┌──

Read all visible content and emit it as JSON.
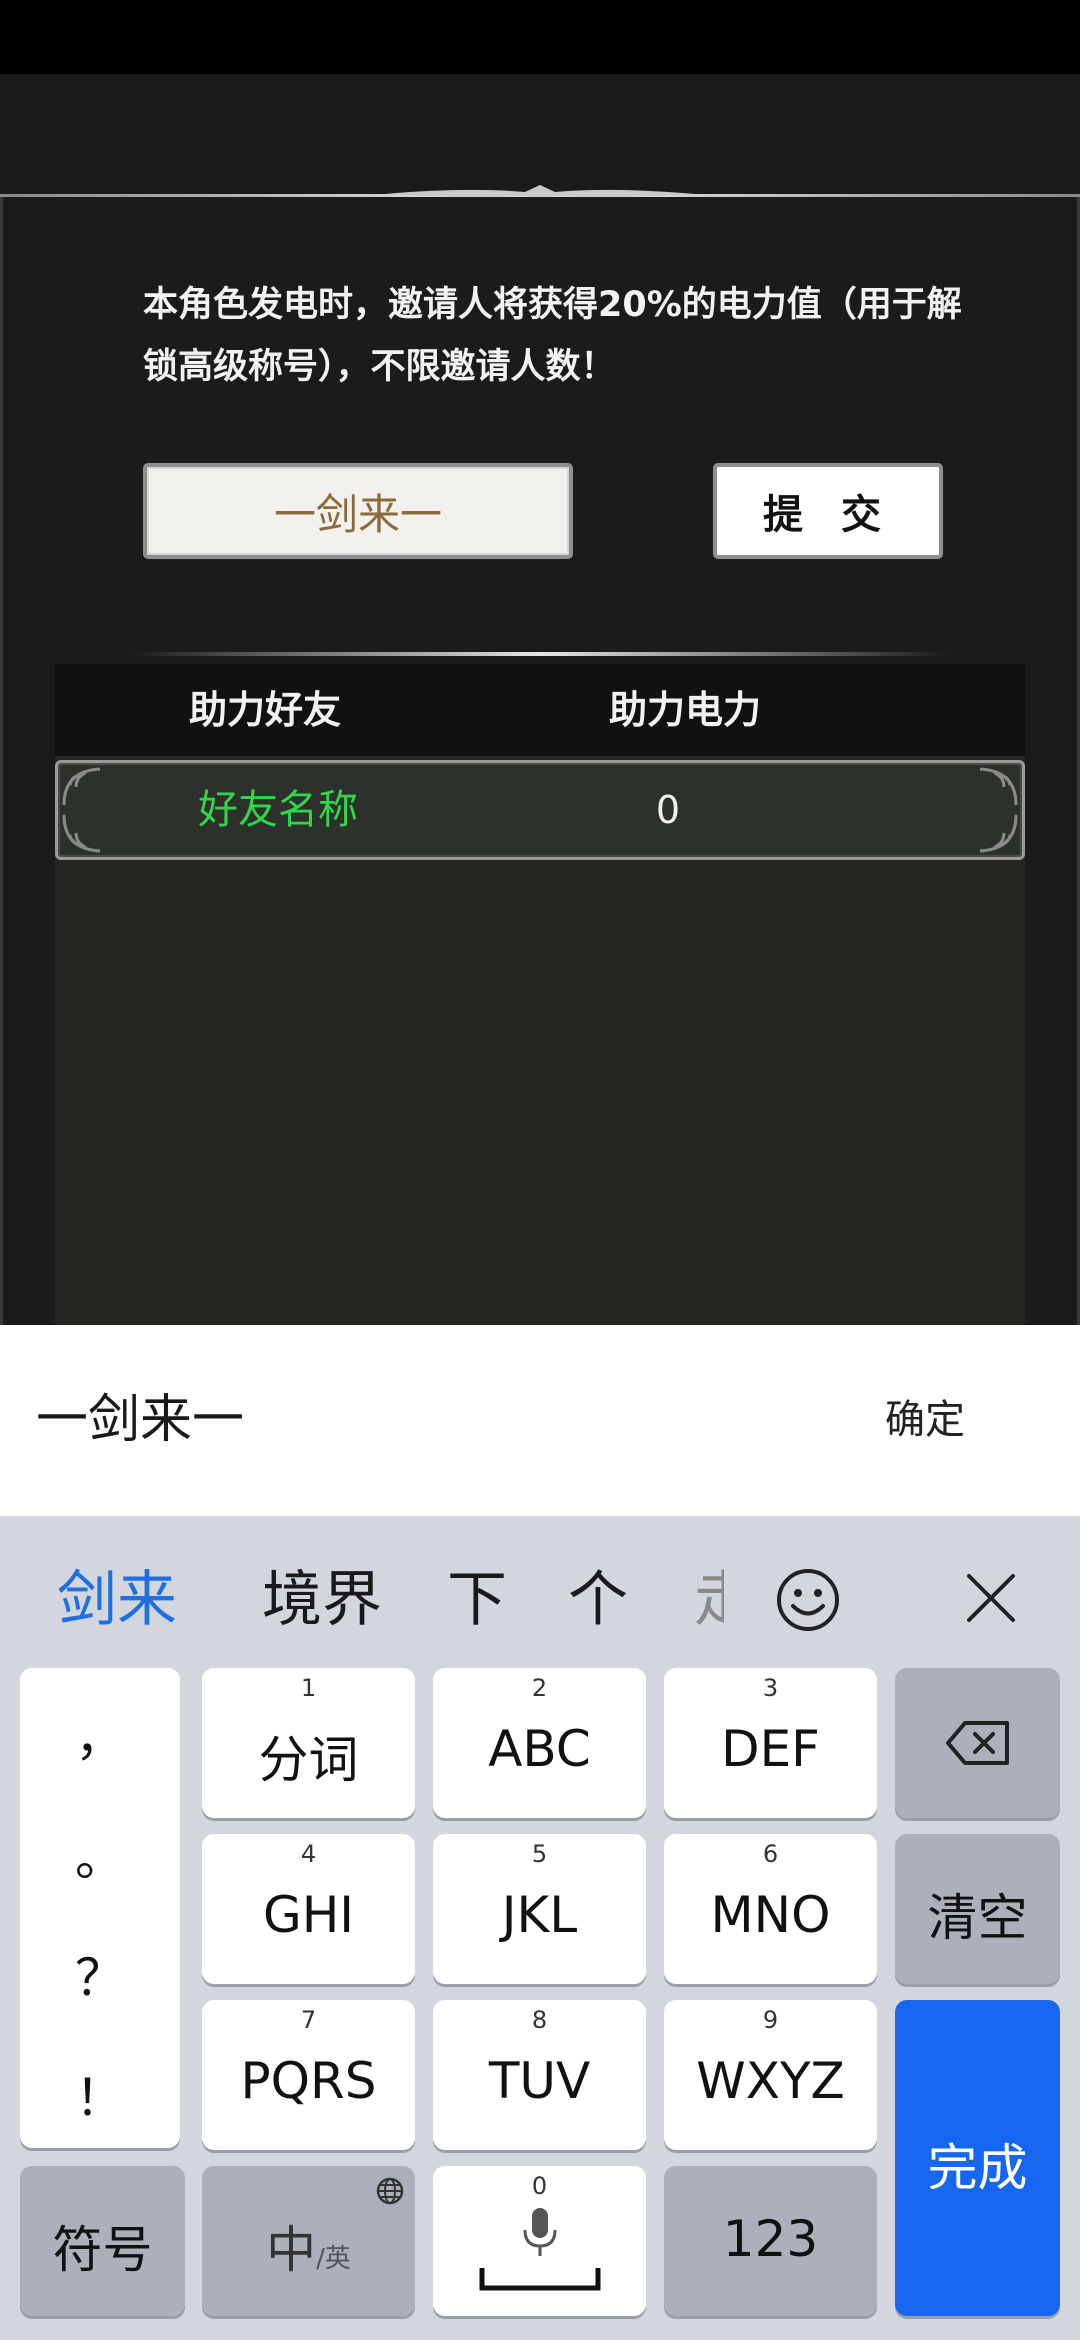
{
  "panel": {
    "description": "本角色发电时，邀请人将获得20%的电力值（用于解锁高级称号），不限邀请人数！",
    "name_input_value": "一剑来一",
    "submit_label": "提 交"
  },
  "table": {
    "headers": [
      "助力好友",
      "助力电力"
    ],
    "rows": [
      {
        "name": "好友名称",
        "power": "0"
      }
    ]
  },
  "input_bar": {
    "text": "一剑来一",
    "confirm_label": "确定"
  },
  "keyboard": {
    "candidates": [
      "剑来",
      "境界",
      "下",
      "个",
      "走"
    ],
    "punctuation": [
      "，",
      "。",
      "？",
      "！"
    ],
    "keys": [
      {
        "num": "1",
        "label": "分词"
      },
      {
        "num": "2",
        "label": "ABC"
      },
      {
        "num": "3",
        "label": "DEF"
      },
      {
        "num": "4",
        "label": "GHI"
      },
      {
        "num": "5",
        "label": "JKL"
      },
      {
        "num": "6",
        "label": "MNO"
      },
      {
        "num": "7",
        "label": "PQRS"
      },
      {
        "num": "8",
        "label": "TUV"
      },
      {
        "num": "9",
        "label": "WXYZ"
      }
    ],
    "clear_label": "清空",
    "done_label": "完成",
    "symbol_label": "符号",
    "lang_label_main": "中",
    "lang_label_sub": "/英",
    "space_num": "0",
    "num_label": "123"
  },
  "colors": {
    "friend_name": "#33d64a",
    "accent_blue": "#1766f0",
    "input_text": "#8a6a3a"
  }
}
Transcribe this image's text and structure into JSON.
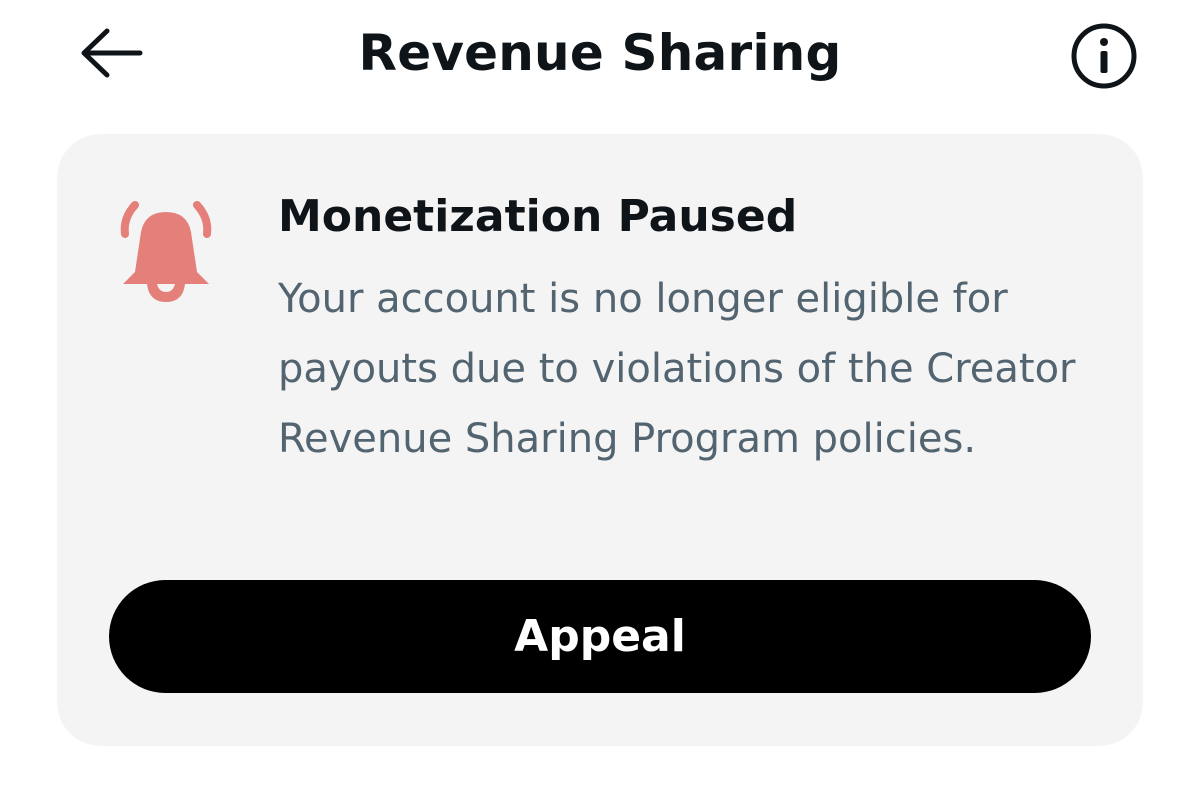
{
  "header": {
    "title": "Revenue Sharing",
    "back_icon": "arrow-left-icon",
    "info_icon": "info-circle-icon"
  },
  "notice": {
    "icon": "bell-alert-icon",
    "icon_color": "#e57f7a",
    "title": "Monetization Paused",
    "body": "Your account is no longer eligible for payouts due to violations of the Creator Revenue Sharing Program policies."
  },
  "actions": {
    "appeal_label": "Appeal"
  },
  "colors": {
    "card_background": "#f4f4f4",
    "primary_text": "#0f1419",
    "secondary_text": "#536471",
    "button_background": "#000000",
    "button_text": "#ffffff"
  }
}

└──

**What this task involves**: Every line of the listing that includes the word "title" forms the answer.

**Answer box**:
    "title": "Revenue Sharing",
    "title": "Monetization Paused",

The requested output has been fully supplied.